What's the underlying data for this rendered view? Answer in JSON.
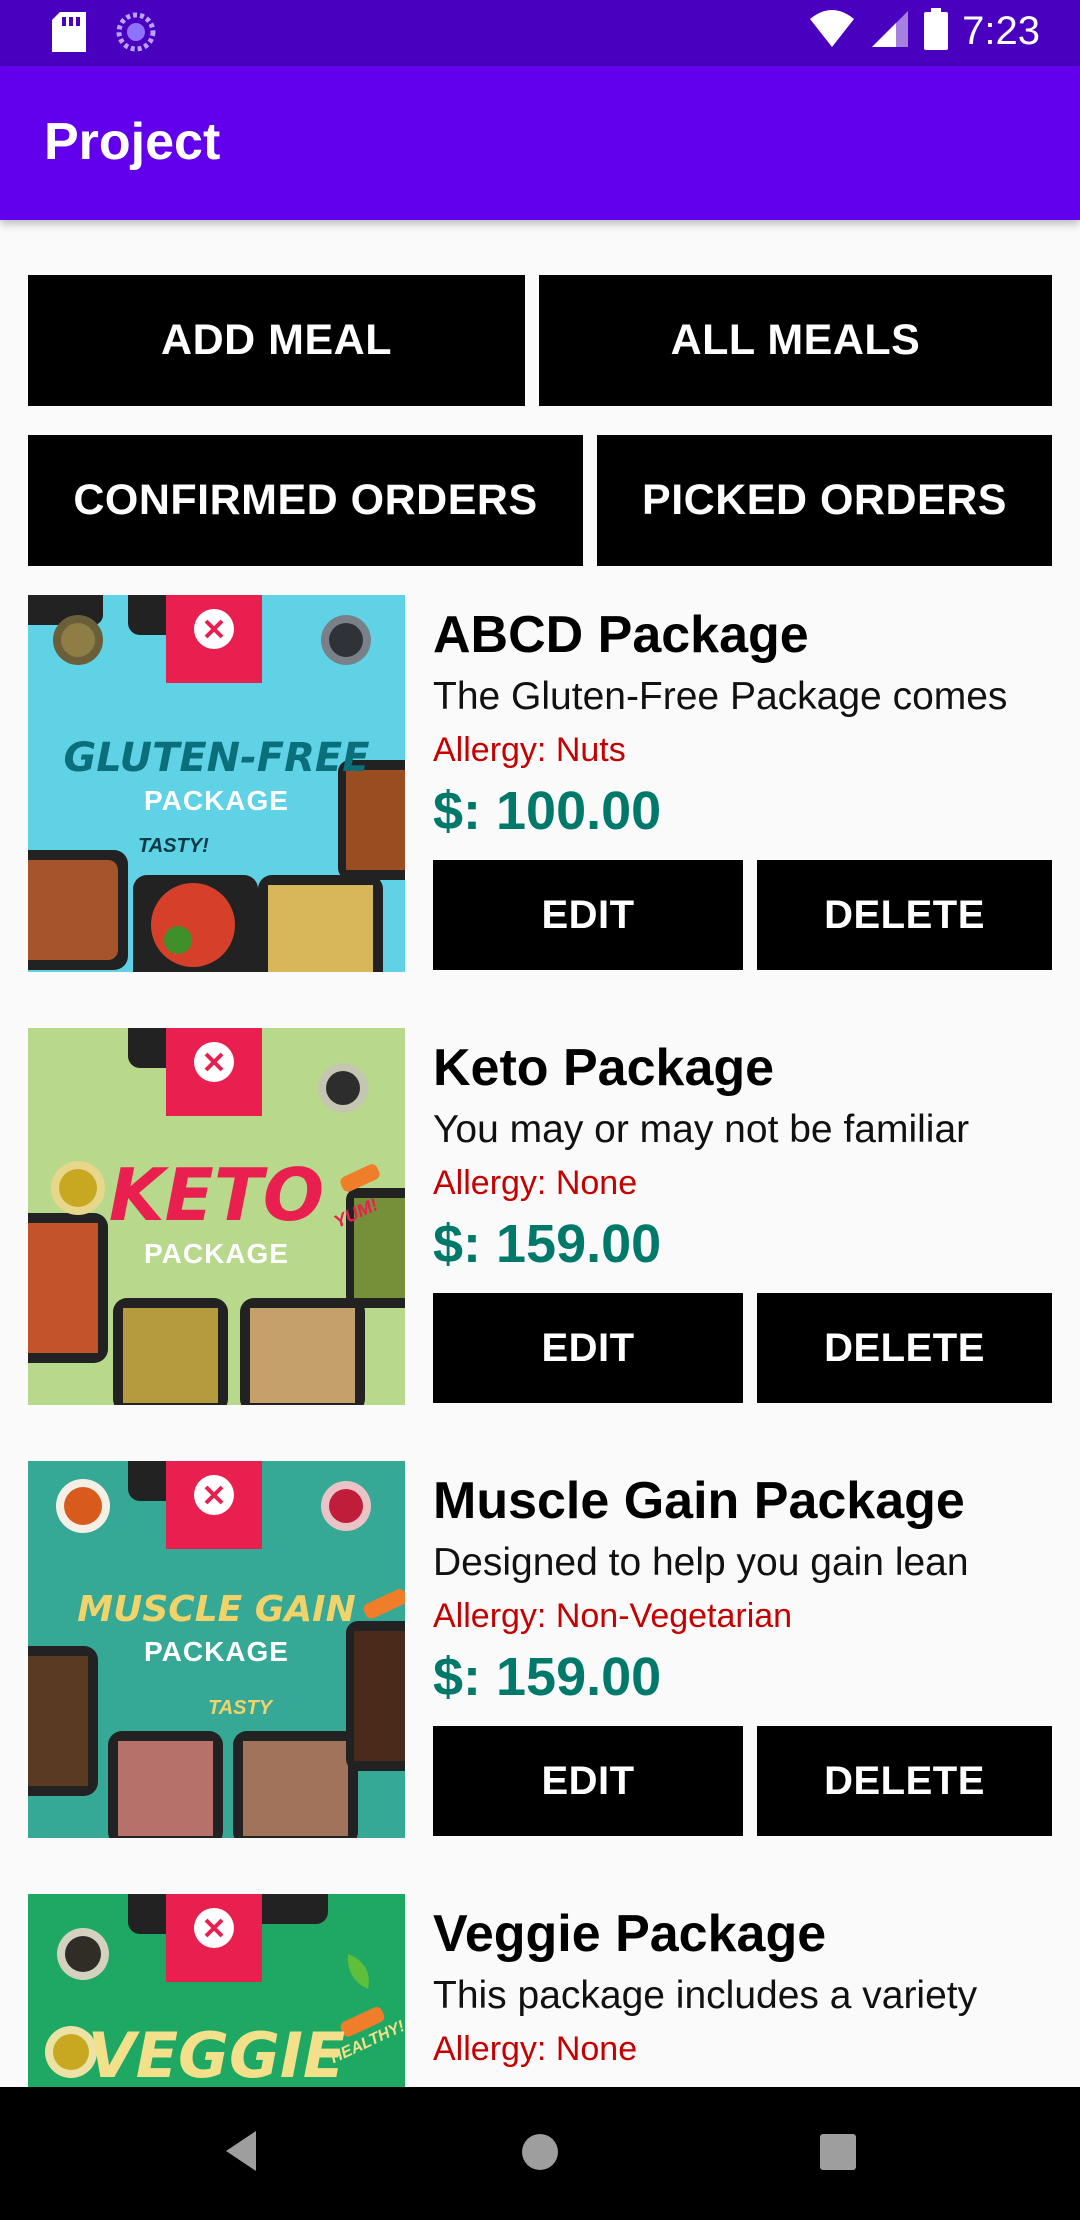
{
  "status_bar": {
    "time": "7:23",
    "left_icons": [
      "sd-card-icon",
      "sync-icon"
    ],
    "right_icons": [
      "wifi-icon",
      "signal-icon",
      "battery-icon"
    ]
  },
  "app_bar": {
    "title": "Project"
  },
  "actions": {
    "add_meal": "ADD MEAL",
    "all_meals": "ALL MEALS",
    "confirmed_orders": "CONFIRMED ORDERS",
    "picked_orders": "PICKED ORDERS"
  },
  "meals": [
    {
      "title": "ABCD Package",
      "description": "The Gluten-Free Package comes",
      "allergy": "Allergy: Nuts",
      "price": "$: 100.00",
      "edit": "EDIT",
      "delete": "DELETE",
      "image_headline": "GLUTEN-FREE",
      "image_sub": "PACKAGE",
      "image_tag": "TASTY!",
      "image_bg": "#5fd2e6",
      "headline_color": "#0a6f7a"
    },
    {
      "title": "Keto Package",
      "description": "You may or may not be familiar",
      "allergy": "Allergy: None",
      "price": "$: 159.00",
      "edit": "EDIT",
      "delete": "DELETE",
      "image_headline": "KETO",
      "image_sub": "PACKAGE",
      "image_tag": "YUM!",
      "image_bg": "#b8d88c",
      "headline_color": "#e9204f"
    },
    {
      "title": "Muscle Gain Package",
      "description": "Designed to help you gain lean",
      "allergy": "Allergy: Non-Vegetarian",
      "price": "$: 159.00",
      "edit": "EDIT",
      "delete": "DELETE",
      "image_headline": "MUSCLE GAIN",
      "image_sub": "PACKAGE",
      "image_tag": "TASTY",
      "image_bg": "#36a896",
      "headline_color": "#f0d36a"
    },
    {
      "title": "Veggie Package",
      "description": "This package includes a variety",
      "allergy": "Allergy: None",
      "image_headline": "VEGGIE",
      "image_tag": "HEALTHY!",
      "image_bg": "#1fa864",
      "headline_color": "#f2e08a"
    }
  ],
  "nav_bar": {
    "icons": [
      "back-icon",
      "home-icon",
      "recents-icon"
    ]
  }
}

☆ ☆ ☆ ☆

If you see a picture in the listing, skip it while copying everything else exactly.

What's the underlying data for this rendered view? Answer in JSON.
{
  "status_bar": {
    "time": "7:23",
    "left_icons": [
      "sd-card-icon",
      "sync-icon"
    ],
    "right_icons": [
      "wifi-icon",
      "signal-icon",
      "battery-icon"
    ]
  },
  "app_bar": {
    "title": "Project"
  },
  "actions": {
    "add_meal": "ADD MEAL",
    "all_meals": "ALL MEALS",
    "confirmed_orders": "CONFIRMED ORDERS",
    "picked_orders": "PICKED ORDERS"
  },
  "meals": [
    {
      "title": "ABCD Package",
      "description": "The Gluten-Free Package comes",
      "allergy": "Allergy: Nuts",
      "price": "$: 100.00",
      "edit": "EDIT",
      "delete": "DELETE",
      "image_headline": "GLUTEN-FREE",
      "image_sub": "PACKAGE",
      "image_tag": "TASTY!",
      "image_bg": "#5fd2e6",
      "headline_color": "#0a6f7a"
    },
    {
      "title": "Keto Package",
      "description": "You may or may not be familiar",
      "allergy": "Allergy: None",
      "price": "$: 159.00",
      "edit": "EDIT",
      "delete": "DELETE",
      "image_headline": "KETO",
      "image_sub": "PACKAGE",
      "image_tag": "YUM!",
      "image_bg": "#b8d88c",
      "headline_color": "#e9204f"
    },
    {
      "title": "Muscle Gain Package",
      "description": "Designed to help you gain lean",
      "allergy": "Allergy: Non-Vegetarian",
      "price": "$: 159.00",
      "edit": "EDIT",
      "delete": "DELETE",
      "image_headline": "MUSCLE GAIN",
      "image_sub": "PACKAGE",
      "image_tag": "TASTY",
      "image_bg": "#36a896",
      "headline_color": "#f0d36a"
    },
    {
      "title": "Veggie Package",
      "description": "This package includes a variety",
      "allergy": "Allergy: None",
      "image_headline": "VEGGIE",
      "image_tag": "HEALTHY!",
      "image_bg": "#1fa864",
      "headline_color": "#f2e08a"
    }
  ],
  "nav_bar": {
    "icons": [
      "back-icon",
      "home-icon",
      "recents-icon"
    ]
  }
}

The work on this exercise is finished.